There was once a little boy called Sigli, who, I am sorry to say, took great pleasure in catching and killing little birds. His father was a notorious robber, so it was not surprising that Sigli gave way to acts of cruelty. His mother died when he was little more than a year old, and he did not know any other relation.
In the north of Portugal, bands of robbers used to frequent the roads, and some of them lived in strong castles, and had a large retinue of followers.
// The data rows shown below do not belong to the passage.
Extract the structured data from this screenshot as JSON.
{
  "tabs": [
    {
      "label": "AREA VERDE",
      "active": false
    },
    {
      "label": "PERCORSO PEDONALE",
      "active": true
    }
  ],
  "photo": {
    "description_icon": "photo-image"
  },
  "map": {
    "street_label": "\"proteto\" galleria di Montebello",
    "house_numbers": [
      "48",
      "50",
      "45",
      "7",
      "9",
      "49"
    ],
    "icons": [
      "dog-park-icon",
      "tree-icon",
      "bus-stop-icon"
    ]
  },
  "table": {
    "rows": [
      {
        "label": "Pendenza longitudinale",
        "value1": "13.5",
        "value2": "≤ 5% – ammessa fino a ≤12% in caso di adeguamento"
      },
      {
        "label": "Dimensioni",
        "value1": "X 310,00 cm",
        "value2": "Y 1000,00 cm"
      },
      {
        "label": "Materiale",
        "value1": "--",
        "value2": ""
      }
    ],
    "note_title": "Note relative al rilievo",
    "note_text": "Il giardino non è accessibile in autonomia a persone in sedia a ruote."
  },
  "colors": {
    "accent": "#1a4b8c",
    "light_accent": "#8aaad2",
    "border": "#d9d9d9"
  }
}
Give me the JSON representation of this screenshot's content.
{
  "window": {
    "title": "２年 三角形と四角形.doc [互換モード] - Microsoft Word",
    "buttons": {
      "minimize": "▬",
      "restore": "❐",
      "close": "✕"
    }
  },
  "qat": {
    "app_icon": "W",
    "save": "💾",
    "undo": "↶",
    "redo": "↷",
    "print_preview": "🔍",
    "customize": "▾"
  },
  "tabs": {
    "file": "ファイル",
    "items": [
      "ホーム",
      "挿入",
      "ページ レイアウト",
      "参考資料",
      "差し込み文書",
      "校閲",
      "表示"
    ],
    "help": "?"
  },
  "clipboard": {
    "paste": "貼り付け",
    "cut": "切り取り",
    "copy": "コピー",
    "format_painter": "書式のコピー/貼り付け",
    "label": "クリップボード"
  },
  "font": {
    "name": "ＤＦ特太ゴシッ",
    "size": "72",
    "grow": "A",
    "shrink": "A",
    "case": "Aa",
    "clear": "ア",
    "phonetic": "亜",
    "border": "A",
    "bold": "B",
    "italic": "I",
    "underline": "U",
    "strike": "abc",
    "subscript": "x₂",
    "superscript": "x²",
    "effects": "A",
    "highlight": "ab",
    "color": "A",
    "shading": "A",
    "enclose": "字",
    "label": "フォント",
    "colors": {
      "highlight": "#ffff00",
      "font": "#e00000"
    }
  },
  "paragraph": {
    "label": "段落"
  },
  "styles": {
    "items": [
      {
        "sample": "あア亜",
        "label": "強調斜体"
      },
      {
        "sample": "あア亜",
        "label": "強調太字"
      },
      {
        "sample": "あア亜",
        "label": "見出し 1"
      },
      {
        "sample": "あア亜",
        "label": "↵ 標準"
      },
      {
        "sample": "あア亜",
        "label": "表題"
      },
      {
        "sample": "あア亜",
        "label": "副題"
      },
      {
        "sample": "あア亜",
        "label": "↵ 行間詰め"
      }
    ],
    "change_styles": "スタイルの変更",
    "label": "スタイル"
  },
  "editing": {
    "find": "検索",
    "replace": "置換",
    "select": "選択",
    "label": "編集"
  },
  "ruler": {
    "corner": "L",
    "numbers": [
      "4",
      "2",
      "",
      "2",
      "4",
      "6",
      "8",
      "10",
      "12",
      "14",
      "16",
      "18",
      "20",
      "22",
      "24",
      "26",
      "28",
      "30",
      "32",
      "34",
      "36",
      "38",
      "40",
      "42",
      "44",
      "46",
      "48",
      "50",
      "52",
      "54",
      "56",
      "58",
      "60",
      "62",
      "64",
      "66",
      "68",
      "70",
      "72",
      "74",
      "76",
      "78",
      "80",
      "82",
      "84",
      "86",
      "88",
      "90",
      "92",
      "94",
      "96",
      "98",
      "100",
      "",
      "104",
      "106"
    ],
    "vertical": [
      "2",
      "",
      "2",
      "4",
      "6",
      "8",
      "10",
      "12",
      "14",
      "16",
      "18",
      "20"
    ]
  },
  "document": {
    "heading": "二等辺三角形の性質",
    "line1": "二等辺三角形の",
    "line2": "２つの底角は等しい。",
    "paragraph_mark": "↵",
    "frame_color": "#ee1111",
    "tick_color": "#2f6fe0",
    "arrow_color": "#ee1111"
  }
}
In time of war these robber-chiefs would side with the king’s party, because after the war was over they received large grants of land for the assistance they had rendered the sovereign.
Sometimes when the neighbouring kings of Spain invaded Portugal, these robbers proved of great advantage in repelling the invaders; but in following up their victories they would despoil all the churches in the enemy’s country of the gold and silver idols, which the priests had caused to be made in order to get the ignorant peasantry to make offerings of money, corn, and oil, in exchange for which the priests, in the name of the idols, offered all those who gave, pardon of their sins.